I recently read The AIDS Generation by Perry Halkitis [Oxford University Press, 2013], and it interviews a group of long-term survivors. Halkitis talks about the need to make sense of what we’ve gone through and of showing the significance of one’s life. I think that this is part of the reasons that I make the work. I think that the survivors of this epidemic are heroes, often silent and uncelebrated. We’ve gone through this and are living our lives with a resilience.
Being an older, HIV-positive man, there are still many things that are not understood. We are experiencing and we’re also being told that certain things might be happening to our bodies because of the long-term use of drugs, the long-term effects of being positive, or accelerated aging. No one’s really sure. We have become masters at accepting the unknown, being on some sort of vanguard, living on the edges of dilemmas. I think that you need to have a resilience and an inner strength to do that…I think that this is a subtext of my work.
I’m constantly aware that all this time that I have had was not given to so many, that it is a gift, I don’t think I can tell you why. I try to understand that I’ll never know, but I respect that I have opportunities many others didn’t have. With that, I’m enjoying living this new reality as an artist. This seems totally amazing given what I’ve gone through. This gratitude and the memories of others no longer here, it’s what drives me to create these images and in part, tell this story.
You’ve mentioned several specific images. One of my favorites combines a somewhat obscured photo of you taking a pill foregrounded by a photo taken in the National AIDS Memorial Grove in San Francisco. The title is Tx–R.I.P. Sorry if I’m showing my ignorance here—what does the title mean?
It’s actually best to read it as “Take as Prescribed [pause] Rest in Peace”—which is what the initials mean—because of the unsettling balance which I think goes well with what the visual image communicates. This is a double exposure created in the film camera.
It was originally called Eat/Mourn. Eating occurred to me since my partner, who is Taiwanese, uses the verb “eat” rather than “take.” I like that since it’s less distancing and reflects that we are digesting these drugs like we do food, and we use them to survive.
The image also reflects the reality that those of us who are still here had access to these drugs and that they worked for us. It’s what separated us from those who didn’t survive. This image deals with the tenuousness of that separation. But there is also the relationship that many of us might feel with those who died—loved ones or compatriots.
Thanks for your time, this was a pleasure. Any projects you’re currently working on?
I have a really powerful piece on display in June as part of the National Queer Arts Festival in San Francisco. It’s called Every AIDS Obituary and uses the thousands of obituaries that appeared in the Bay Area Reporter between 1982 and 2005. It’s quite large and moving. I’m excited to show this photographic montage. It will also be part of the solo show in November.
I’ve also just finished assembling a book [Materials of Survival, 2015] of the series to be available at the Camerawork and Magnet shows.

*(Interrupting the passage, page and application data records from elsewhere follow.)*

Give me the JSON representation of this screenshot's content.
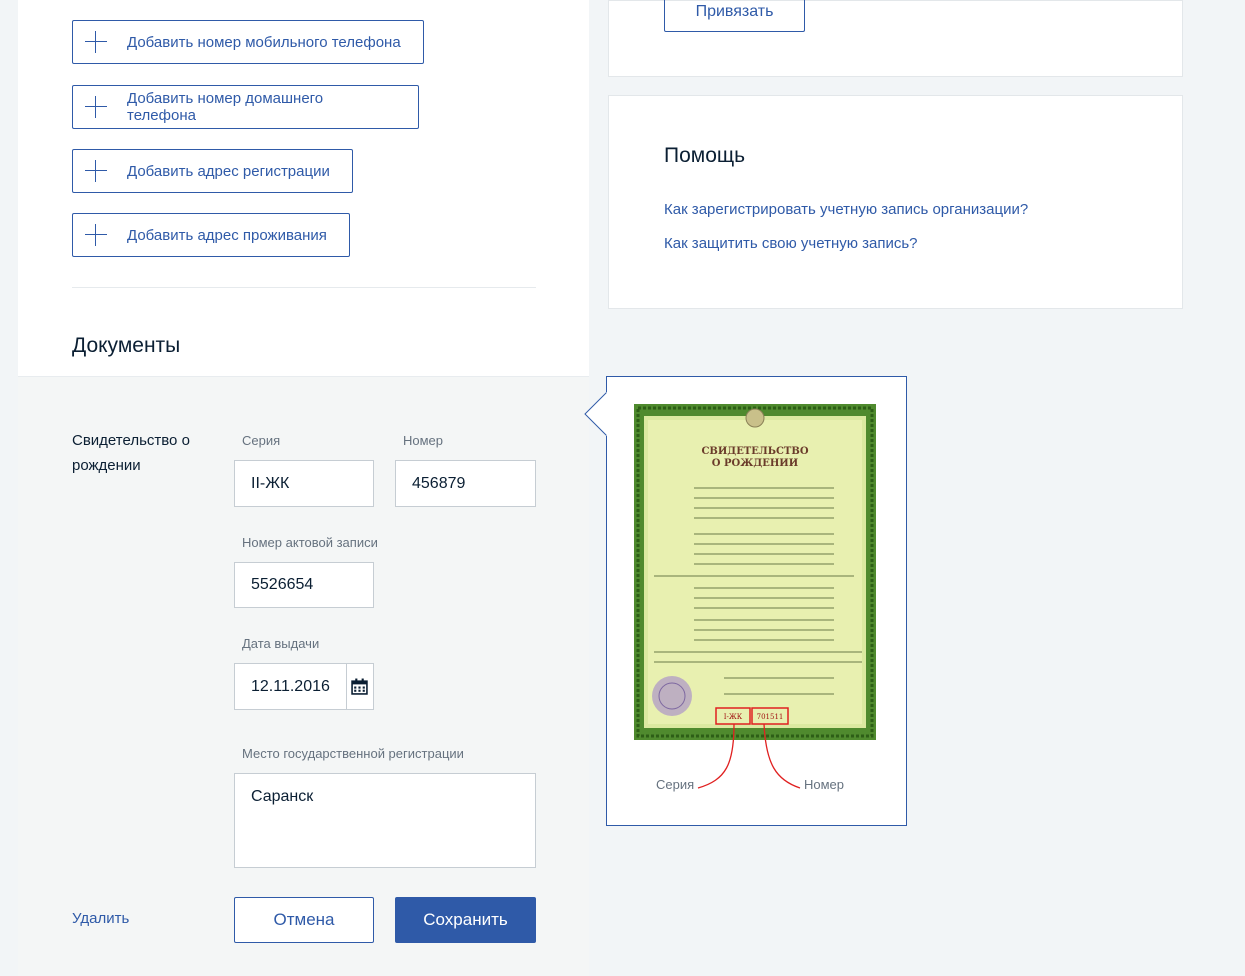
{
  "contacts": {
    "add_mobile": "Добавить номер мобильного телефона",
    "add_home_phone": "Добавить номер домашнего телефона",
    "add_reg_address": "Добавить адрес регистрации",
    "add_living_address": "Добавить адрес проживания"
  },
  "documents": {
    "title": "Документы",
    "doc_type": "Свидетельство о рождении",
    "series_label": "Серия",
    "series_value": "II-ЖК",
    "number_label": "Номер",
    "number_value": "456879",
    "act_label": "Номер актовой записи",
    "act_value": "5526654",
    "date_label": "Дата выдачи",
    "date_value": "12.11.2016",
    "place_label": "Место государственной регистрации",
    "place_value": "Саранск",
    "delete": "Удалить",
    "cancel": "Отмена",
    "save": "Сохранить"
  },
  "bind": {
    "button": "Привязать"
  },
  "help": {
    "title": "Помощь",
    "links": [
      "Как зарегистрировать учетную запись организации?",
      "Как защитить свою учетную запись?"
    ]
  },
  "hint": {
    "series_caption": "Серия",
    "number_caption": "Номер",
    "cert_title_1": "СВИДЕТЕЛЬСТВО",
    "cert_title_2": "О РОЖДЕНИИ",
    "cert_series": "I-ЖК",
    "cert_number": "701511"
  },
  "colors": {
    "accent": "#2f5aa8",
    "page_bg": "#f2f5f7",
    "form_bg": "#f4f6f6"
  }
}
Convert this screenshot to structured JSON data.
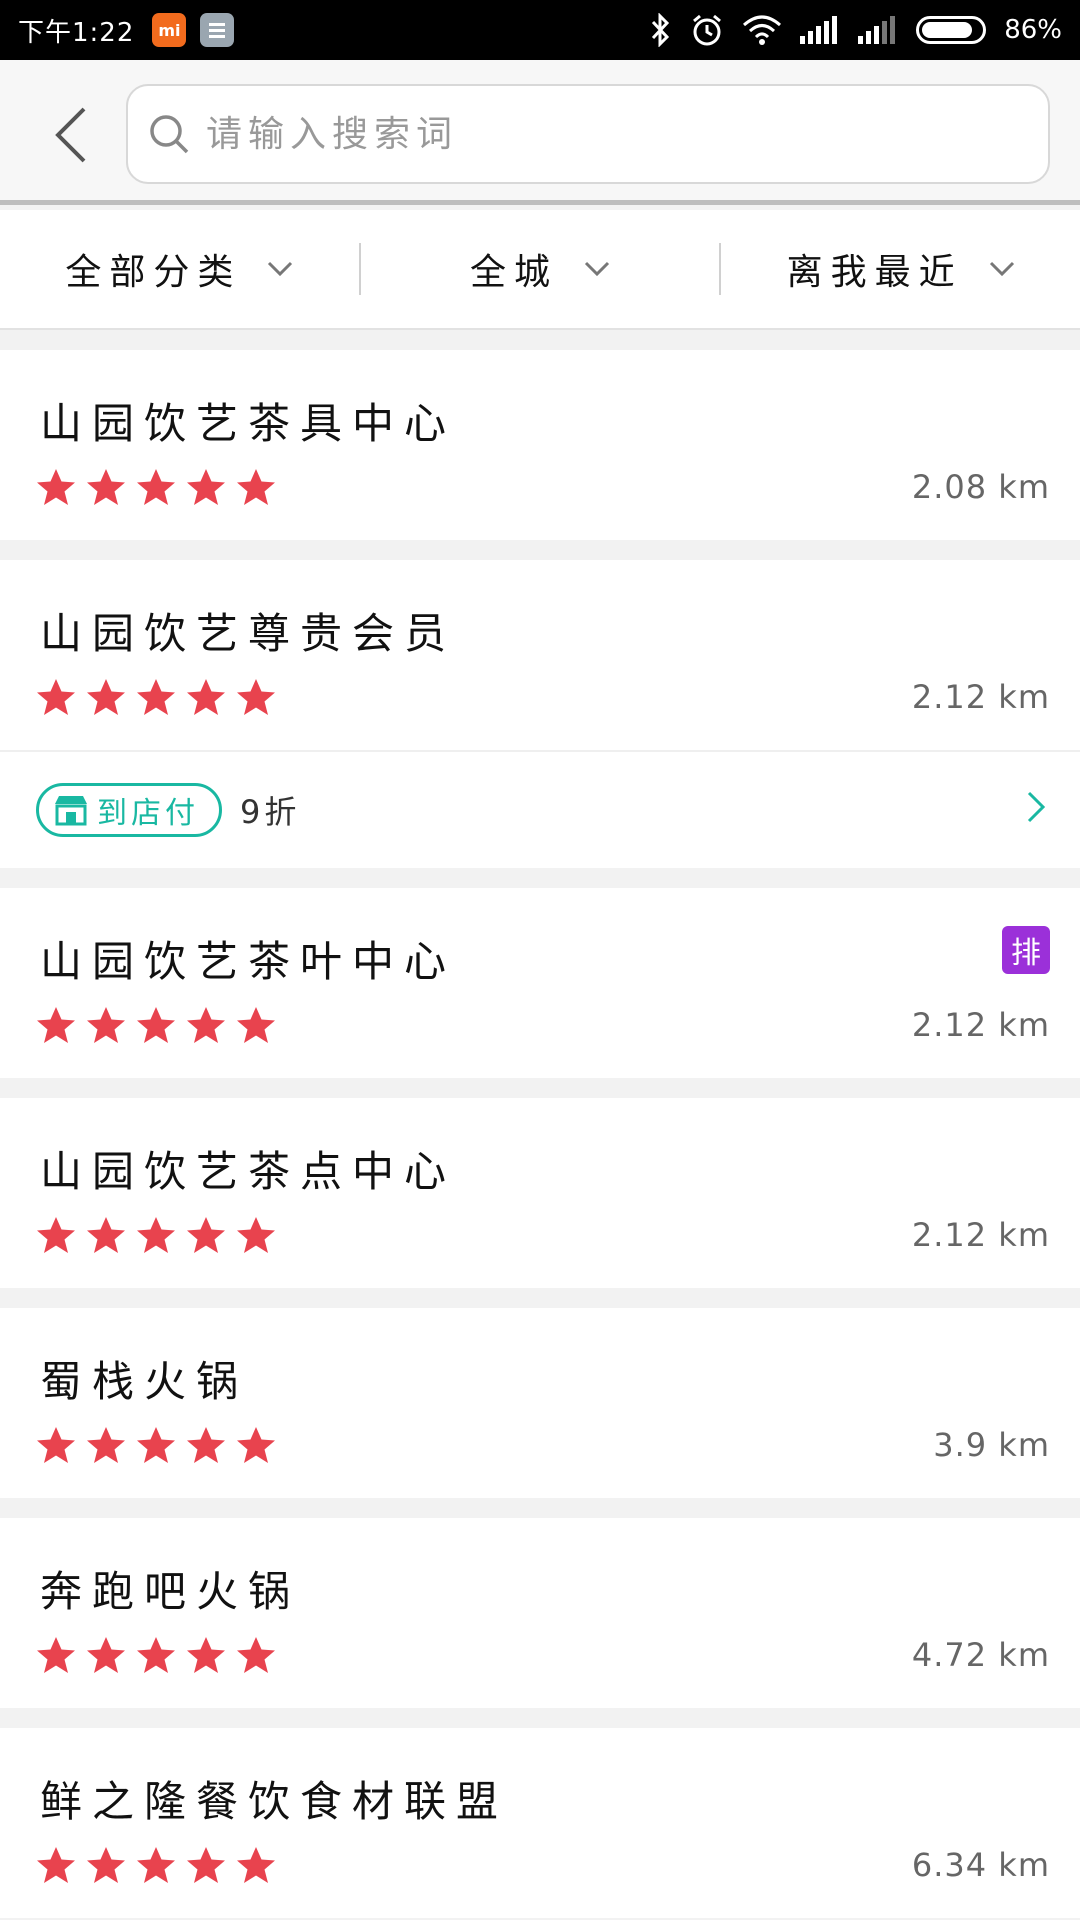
{
  "status_bar": {
    "time": "下午1:22",
    "battery": "86%",
    "battery_level": 0.86,
    "icons": [
      "mi-app-icon",
      "notes-app-icon",
      "bluetooth-icon",
      "alarm-icon",
      "wifi-icon",
      "signal-icon",
      "signal-icon"
    ]
  },
  "header": {
    "back_icon": "chevron-left-icon",
    "search_placeholder": "请输入搜索词",
    "search_value": "",
    "search_icon": "search-icon"
  },
  "filters": [
    {
      "label": "全部分类"
    },
    {
      "label": "全城"
    },
    {
      "label": "离我最近"
    }
  ],
  "shops": [
    {
      "name": "山园饮艺茶具中心",
      "rating": 5,
      "distance": "2.08 km"
    },
    {
      "name": "山园饮艺尊贵会员",
      "rating": 5,
      "distance": "2.12 km",
      "promo": {
        "tag": "到店付",
        "discount": "9折"
      }
    },
    {
      "name": "山园饮艺茶叶中心",
      "rating": 5,
      "distance": "2.12 km",
      "badge": "排"
    },
    {
      "name": "山园饮艺茶点中心",
      "rating": 5,
      "distance": "2.12 km"
    },
    {
      "name": "蜀栈火锅",
      "rating": 5,
      "distance": "3.9 km"
    },
    {
      "name": "奔跑吧火锅",
      "rating": 5,
      "distance": "4.72 km"
    },
    {
      "name": "鲜之隆餐饮食材联盟",
      "rating": 5,
      "distance": "6.34 km"
    }
  ],
  "colors": {
    "star": "#e8434e",
    "teal": "#19b8a2",
    "badge_purple": "#9b30d9"
  }
}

The book includes some prose that describes each image. I’ve been pleased how well the prose and the images elevate each other. The book reflects how I’m envisioning the solo show at Magnet that’s coming in November.
More about Grahame Perry can be found on his website, www.grahameperryphotography.com.
Brent Calderwood is Literary Editor of A&U and author of The God of Longing (Sibling Rivalry Press, 2014). His website is www.brentcalderwood.com.